Slayton is only slated to command an average annual salary of just $3.5 million per spotrac which is a solid bargain for what he brings to the table and the potential impact he can have for the foreseeable future at just 26 years old.
WR Parris Campbell
After struggling mightily to get and stay on the field due to injuries in his first three seasons, the former second-round pick of the Indianapolis Colts finally managed to play a full season and showed some flashes of the playmaking threat he was envisioned to be coming into the league.
In 2022, Campbell appeared in all 17 games, made 16 starts, and set new career highs in targets (91), receptions (63), receiving yards (623), and touchdowns (3) according to PFR.
Like Slayton, he also possesses blazing speed that he can use to stretch the field vertically yet is only expected to garner an average annual salary of just $2.5 million per spotrac. That would look like a great value signing if he were to be signed and continue to stay healthy,
RB Justice Hill
Despite coming off his best season to date where he set career highs in both rushing yards (262) and yards per attempt (5.3), the Ravens’ fourth-round pick in 2019 likely won’t have a robust market or command much more than the veteran minimum.
He may decide to go elsewhere to be a part of a regular rotation but he is likely very valuable to the Ravens as a nice change of pace back that runs with underrated power as well as a core special teams contributor. His vision, footwork, and burst looked very well last season for a player coming off a torn Achilles that knocked him out of commission for all of 2021.

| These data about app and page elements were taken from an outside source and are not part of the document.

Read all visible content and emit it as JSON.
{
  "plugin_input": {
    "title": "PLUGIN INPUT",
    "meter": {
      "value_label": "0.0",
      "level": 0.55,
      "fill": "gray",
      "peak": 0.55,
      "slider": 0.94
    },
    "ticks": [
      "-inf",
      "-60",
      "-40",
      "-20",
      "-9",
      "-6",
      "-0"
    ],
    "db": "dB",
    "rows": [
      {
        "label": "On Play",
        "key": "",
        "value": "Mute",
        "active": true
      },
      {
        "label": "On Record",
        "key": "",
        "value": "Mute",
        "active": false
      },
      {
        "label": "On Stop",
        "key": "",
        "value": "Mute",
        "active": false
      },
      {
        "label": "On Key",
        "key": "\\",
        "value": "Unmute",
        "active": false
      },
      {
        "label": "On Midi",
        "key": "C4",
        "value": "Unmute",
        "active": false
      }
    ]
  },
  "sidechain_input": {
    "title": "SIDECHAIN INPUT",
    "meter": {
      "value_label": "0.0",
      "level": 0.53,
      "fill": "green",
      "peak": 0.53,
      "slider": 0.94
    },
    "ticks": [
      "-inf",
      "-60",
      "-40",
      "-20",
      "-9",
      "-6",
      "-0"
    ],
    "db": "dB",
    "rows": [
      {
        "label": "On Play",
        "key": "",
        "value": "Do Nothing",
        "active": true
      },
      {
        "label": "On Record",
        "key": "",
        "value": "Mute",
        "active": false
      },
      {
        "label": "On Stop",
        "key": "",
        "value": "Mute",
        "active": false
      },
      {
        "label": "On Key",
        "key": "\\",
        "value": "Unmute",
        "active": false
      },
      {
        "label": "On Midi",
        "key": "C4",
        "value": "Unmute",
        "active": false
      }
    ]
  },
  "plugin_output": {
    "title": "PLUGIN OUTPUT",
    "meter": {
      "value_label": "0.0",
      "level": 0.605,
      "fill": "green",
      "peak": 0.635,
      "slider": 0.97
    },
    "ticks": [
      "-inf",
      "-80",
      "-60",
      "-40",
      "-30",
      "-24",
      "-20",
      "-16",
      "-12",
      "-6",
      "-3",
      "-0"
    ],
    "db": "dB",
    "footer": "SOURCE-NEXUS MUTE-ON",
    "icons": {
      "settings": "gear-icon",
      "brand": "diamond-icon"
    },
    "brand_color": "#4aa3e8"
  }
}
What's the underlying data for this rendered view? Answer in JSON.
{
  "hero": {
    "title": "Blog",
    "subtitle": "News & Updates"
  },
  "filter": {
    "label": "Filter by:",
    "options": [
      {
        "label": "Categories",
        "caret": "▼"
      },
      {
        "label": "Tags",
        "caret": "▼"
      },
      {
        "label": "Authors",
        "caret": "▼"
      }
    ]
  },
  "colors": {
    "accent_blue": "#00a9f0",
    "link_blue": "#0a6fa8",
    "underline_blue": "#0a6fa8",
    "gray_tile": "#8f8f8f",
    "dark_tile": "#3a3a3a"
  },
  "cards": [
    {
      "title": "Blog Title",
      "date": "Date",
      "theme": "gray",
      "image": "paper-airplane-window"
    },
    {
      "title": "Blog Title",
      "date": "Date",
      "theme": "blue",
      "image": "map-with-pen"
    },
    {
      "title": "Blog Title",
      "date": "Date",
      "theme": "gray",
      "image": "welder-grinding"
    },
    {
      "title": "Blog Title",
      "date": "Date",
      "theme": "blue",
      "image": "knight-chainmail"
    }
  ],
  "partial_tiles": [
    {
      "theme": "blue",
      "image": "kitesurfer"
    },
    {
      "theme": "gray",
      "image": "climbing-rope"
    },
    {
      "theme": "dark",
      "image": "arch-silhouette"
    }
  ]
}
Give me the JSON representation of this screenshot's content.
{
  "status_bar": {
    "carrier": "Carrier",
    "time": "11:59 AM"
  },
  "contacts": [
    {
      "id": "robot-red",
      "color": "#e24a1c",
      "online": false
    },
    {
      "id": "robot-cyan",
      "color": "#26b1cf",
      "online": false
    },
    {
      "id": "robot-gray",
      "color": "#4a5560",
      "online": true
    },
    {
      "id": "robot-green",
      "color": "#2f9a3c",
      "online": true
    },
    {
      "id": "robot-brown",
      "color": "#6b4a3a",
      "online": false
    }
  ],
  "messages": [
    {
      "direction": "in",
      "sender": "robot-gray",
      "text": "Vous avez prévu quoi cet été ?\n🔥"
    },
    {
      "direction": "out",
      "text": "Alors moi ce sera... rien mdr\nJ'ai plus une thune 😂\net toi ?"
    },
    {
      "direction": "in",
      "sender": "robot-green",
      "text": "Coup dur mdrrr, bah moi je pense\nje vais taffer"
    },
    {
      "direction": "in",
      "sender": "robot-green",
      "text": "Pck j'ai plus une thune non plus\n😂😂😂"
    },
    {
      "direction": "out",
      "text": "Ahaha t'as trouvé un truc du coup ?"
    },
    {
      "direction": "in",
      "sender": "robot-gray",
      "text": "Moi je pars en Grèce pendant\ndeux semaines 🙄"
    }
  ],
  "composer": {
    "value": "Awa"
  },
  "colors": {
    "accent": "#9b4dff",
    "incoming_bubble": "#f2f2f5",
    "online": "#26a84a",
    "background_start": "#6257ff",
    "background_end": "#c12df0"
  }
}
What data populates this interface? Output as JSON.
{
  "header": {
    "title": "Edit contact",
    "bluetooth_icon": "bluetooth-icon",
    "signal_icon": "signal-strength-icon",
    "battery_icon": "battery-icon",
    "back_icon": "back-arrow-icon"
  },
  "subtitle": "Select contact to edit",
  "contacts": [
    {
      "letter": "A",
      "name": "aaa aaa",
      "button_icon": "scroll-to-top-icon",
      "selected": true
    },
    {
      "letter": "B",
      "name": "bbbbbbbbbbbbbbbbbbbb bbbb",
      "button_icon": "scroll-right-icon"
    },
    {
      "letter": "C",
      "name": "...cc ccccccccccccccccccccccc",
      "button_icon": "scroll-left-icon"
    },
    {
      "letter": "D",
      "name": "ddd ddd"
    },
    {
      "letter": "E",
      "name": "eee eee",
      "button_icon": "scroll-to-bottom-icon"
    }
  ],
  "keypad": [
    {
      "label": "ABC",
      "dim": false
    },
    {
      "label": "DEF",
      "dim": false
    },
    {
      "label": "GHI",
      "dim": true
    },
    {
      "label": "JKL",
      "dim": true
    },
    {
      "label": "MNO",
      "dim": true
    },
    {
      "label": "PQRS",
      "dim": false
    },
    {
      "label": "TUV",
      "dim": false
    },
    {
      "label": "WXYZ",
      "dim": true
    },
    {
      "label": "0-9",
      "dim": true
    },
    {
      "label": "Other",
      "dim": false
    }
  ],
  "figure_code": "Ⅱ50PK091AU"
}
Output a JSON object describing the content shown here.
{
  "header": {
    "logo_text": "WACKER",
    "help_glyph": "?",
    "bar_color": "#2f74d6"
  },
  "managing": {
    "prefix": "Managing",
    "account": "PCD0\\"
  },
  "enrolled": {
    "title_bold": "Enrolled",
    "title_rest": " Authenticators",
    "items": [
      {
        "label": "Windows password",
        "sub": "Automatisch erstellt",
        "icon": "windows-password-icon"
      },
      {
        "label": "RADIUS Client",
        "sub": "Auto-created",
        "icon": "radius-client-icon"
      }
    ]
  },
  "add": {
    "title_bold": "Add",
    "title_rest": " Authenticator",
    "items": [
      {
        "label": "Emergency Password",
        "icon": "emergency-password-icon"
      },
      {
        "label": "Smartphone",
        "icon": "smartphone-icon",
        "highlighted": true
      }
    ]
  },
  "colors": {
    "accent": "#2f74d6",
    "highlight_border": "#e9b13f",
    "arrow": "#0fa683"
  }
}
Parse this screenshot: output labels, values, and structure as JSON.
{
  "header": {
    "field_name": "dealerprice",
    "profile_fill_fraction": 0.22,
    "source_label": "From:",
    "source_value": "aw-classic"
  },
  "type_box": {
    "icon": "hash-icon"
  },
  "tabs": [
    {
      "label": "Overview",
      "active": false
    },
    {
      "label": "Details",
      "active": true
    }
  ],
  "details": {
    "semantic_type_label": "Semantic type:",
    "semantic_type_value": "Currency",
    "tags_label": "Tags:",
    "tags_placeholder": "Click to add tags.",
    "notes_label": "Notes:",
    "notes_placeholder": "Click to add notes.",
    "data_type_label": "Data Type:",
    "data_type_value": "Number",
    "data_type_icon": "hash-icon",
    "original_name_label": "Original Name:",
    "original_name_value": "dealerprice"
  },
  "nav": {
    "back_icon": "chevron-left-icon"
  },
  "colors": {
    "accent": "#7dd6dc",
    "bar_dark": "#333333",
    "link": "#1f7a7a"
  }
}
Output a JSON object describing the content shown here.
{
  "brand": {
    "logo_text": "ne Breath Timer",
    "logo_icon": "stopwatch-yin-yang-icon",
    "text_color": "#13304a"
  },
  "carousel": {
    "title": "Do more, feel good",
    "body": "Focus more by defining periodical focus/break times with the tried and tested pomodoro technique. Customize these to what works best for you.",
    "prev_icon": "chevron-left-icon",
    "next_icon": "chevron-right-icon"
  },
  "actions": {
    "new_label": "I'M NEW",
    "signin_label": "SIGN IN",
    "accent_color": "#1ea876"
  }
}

RB Kenyan Drake
The seven-year veteran stepped up and performed well when the Ravens called his number and made him their bell cow when their top two backs were out or ailing. He had a pair of 100-plus yard games from scrimmage that included a season-high 119 yards on the ground against the Giants.
Luckily for the Ravens, he also won’t likely command a hefty asking price on the open market and could probably be had for a contract under $2 million given his position, age, and lack of eye-popping production.
RB Samaje Perine
The six-year veteran hasn’t had a featured role in an offense since his rookie year with the Washington Commanders in 2017 but has managed to make a name and find a niche for himself as one of the best third-down backs in the league.
Whether it’s as a receiver out of the backfield or staying behind to pick up a blitzer, Perine is a nice asset that can be had for just a mere average annual salary of just $3 million per spotrac.
According to PFR, in 2022 with the Bengals, he recorded his most scrimmage yards since his rookie season with 681 and 6 total touchdowns.
OG Will Hernandez
The 27-year-old former second pick of the Giants who most recently played for the Arizona Cardinals is one of many solid replacement-level options that the Ravens can and probably will bring in to compete with 2021 third-rounder Ben Cleveland for the starting left guard spot. Hernadez has started 69 of his 75 career games including all 13 that he appeared in with the Cardinals in 2022 per PFR. The team will likely add a rookie or two in the draft and undrafted free agency to the mix as well.